She constantly encourages him to not have sex and creates a relationship that will allow him to discuss his thoughts about sex. Mrs. Orr understands that it his decision at the end of the day which is why she does not pressure him about sex but reassures him of the consequences of having sex. People believe that incorporating sexual education is wrong because teens will become curious and begin to think about engaging in sex. Some people think that teenagers should not learn how to have safe sex and practice abstinence. Others believe that schools should not teach any sex education at all.
In Sexual Values Opposing View Points, Kristine Napier is a health and science writer and president of the board of directors of the Responsible Social Values Program. This is an abstinence based sex education program for middle school students. She maintains the viewpoint that safe sex is untruthful advice and dangerous for teenagers who hide it. Napier argues that while teenagers ignore the safe sex directives, hearing the message encourages them to engage in sexual activity (Cozic 213). This type of sex education leads to increases in pregnancies and sexually transmitted disease among teenagers.
The successful alternative is one that stresses abstinence only. On the other hand, Randy Engel is a longtime opponent of school sexual education. Engel criticizes classroom sex education, including that which stresses abstinence or chastity, for violating the intimate sphere of children. She maintains that “chastity industry” insults parents, the natural and competent instructors of children, by portraying them as sexually ignorant (Cozic 201). I understand that people may believe comprehensive education encourages sexual activity.
However, I still believe that comprehensive education which includes abstinence will still help the prevention of pregnancy. For example, if a young teenage girl is engaging in sex, there are many options that she could seek such as birth control and female condoms. These both are parts of comprehensive education that could prevent her from getting pregnant and possibly getting a sexual transmitted disease. People cannot be naive to the fact that teenagers are going to engage in sex whether sexual education is imposed in schools or not.
Teenagers are going to have sex if they want to, and by being better educated, they will know the precautions to take to prevent sexual transmitted diseases and pregnancies from happening. In conclusion, the problem of teen pregnancy can be reduced with sexual education in school.

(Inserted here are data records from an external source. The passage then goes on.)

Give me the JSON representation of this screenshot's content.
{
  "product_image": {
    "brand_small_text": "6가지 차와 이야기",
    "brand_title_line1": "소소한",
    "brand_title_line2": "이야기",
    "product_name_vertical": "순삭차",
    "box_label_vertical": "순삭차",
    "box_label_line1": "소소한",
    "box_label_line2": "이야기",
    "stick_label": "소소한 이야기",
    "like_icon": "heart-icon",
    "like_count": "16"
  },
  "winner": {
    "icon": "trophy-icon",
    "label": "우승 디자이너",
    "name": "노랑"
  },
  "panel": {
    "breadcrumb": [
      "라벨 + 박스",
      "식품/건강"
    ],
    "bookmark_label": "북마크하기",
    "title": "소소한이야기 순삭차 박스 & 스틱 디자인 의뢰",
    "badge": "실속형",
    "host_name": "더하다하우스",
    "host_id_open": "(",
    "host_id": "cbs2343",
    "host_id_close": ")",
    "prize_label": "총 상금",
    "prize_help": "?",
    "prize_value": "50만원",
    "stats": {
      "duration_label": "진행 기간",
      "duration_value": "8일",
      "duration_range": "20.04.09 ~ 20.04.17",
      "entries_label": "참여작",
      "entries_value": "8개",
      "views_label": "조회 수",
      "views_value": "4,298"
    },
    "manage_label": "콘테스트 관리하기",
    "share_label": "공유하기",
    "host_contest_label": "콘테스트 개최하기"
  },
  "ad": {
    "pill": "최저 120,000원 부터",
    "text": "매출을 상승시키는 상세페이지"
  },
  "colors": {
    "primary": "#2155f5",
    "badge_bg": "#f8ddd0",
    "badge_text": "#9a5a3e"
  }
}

The problem of teen pregnancy has decreased when compared to other years. However, this is still a problem because young males and females are not well-educated about sexual intercourse. Teenage years are the hardest years because teens are faced with peer pressure, self-esteem issues, and the feeling of wanting to belong.
By having sexual education in the schools this can teach teens about ways to deal with peer pressure, abstinence, and contraception. In order for the problem to be solved, many solutions must be taken into consideration and not avoided because parents are afraid their children will partake in sex. If something can be prevented from happening, parents and schools should do everything in their power to help. The main solution is to incorporate sexual education classes for abstinence and contraception. Remember the futures of our teens are in our hands.